Tuesday, October 15, 2013

Re-assessing: Purpose of Activities - to open up possibilities

Article:  23 iPad Alternatives to the Book Report

Book Review (or Book Report, in this case) - We'll usually associate it with lines and lines of words. 
Let's re-visit the purpose of the activity: 
- It's about drawing out key ideas from the reading?
- It's about synthesising? 
- It's about developing communication skills?
- It's about cultivating creativity in expression?
... or it's about practising summary skills (which I think that's what the teachers had in mind all this while, especially in my school days)?

With technology use, we could do it differently! and we could definitely do more! So, we really need to be clear of the purpose of the activity, and not be greedy to accomplish too many at one go, else, we may lost sight of what we want to achieve.

The article gives some suggestions how a Book Review could be presented differently. 
Well, this 'model' of thinking is not limited to "Book Review". It could be applied to other contexts too!

Some Thoughts: What to consider for eBook implementation

The article listed 14 things that we should look at before implementing eBooks (schoolwide):

I think, the key considerations before we embark on the project would be 
(1) Purpose - not just for 'convenience', but what else (experience) eBooks can provide that traditional hardcopies can't. At the same time, we also need to know what are the experiences that we'll be omitting when not using the printed version.

(11) Instruction - how would classroom instruction change with the new media. Not so much of how to manage the 'hardware', but what else we could do that previously we can't do with the hardcopies? What are some 'strategies' that works in the past now no longer works. We have to be mindful of these. Else (borrowing an analogy I read from another book, no matter how good and reliable a 'delivery service' is, if fails when there is no recipient to receive the goods.

(12) Roll-out plan - planning is important. More importantly, the need to monitor the implementation and gather feedback from both teachers and students are important so that the process could be refined over time. Else, some sceptical people would take opportunity to pass death sentences to the initiative. 

(13) Professional Development - Do not undermine this, although many a time, those who 'push' for the implementation might "sell" it such that it's idiot-proof, or it's soooo.... simple to use.
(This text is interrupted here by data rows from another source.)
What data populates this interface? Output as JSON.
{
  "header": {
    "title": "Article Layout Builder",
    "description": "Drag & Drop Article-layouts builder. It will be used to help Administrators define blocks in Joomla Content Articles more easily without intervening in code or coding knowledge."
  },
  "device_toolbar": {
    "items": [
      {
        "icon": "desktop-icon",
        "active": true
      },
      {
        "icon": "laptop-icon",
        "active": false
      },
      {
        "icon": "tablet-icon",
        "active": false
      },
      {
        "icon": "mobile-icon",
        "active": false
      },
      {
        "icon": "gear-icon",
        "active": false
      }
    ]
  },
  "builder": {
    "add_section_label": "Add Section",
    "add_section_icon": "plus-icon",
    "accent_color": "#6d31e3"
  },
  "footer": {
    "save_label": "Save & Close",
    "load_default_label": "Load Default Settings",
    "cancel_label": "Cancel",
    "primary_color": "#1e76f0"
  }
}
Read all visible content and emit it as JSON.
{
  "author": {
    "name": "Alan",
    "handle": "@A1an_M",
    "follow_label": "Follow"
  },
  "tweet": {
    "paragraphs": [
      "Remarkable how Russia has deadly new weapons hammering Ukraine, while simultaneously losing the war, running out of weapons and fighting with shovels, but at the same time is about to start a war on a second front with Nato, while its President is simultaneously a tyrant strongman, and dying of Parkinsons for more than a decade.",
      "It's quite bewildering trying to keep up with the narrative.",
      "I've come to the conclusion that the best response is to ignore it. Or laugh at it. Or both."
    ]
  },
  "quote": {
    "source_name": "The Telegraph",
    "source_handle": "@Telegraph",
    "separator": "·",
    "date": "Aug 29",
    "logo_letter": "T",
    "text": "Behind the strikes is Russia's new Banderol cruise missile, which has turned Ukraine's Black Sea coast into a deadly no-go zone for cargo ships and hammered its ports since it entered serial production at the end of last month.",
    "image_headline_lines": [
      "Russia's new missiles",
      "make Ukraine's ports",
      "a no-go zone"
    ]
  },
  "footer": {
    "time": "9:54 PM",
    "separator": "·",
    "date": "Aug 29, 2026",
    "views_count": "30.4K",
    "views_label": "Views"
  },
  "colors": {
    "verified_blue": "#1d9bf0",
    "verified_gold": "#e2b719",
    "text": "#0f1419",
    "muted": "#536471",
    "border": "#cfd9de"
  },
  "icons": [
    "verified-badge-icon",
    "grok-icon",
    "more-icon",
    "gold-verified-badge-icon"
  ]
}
PD could include the change in mindset and the building of a community to support the change, the change for the a better learning experience for the students, and a better delivery experience for the teachers.  

Below are the 14 things listed in the article 

1. Purpose
2. Devices/Portal
3. Content Decisions
4. Funding (long term/short term)
5. Pricing
6. Ownership of content
7. Formats
8. Number of circulations
9. Number of access at one time
10. Enhancements
11. Instruction
12. Roll out plan
13. Professional Development
14. Publicize it!

Sunday, October 06, 2013

Technophobe vs Technophile

Source: http://inservice.ascd.org/technology/are-you-a-technophobe-or-a-technophile-in-the-classroom/

According to online Oxford dictionary,
a technophobe is a person who fears, dislikes, or avoids new technology
a technophile a person who is enthusiastic about new technology

The write-up in the above link succinctly highlighted the response/ reaction of each of these people when technology fails to work out at the 'critical moment' that it should prove itself worth the use (in the eyes of the technophobe).

Well, it's about attitude, I think, for a technophobe to acknowledge the fact that technology is here to stay and it's no point trying to prove its 'unworthiness' by all his/her means. Instead, these people should sit down, take a deep breath, and take a good look at what it is and accept that they have no choice, but to be eventually be immersed and embrace it... else, one would be there to wait to be drowned by it.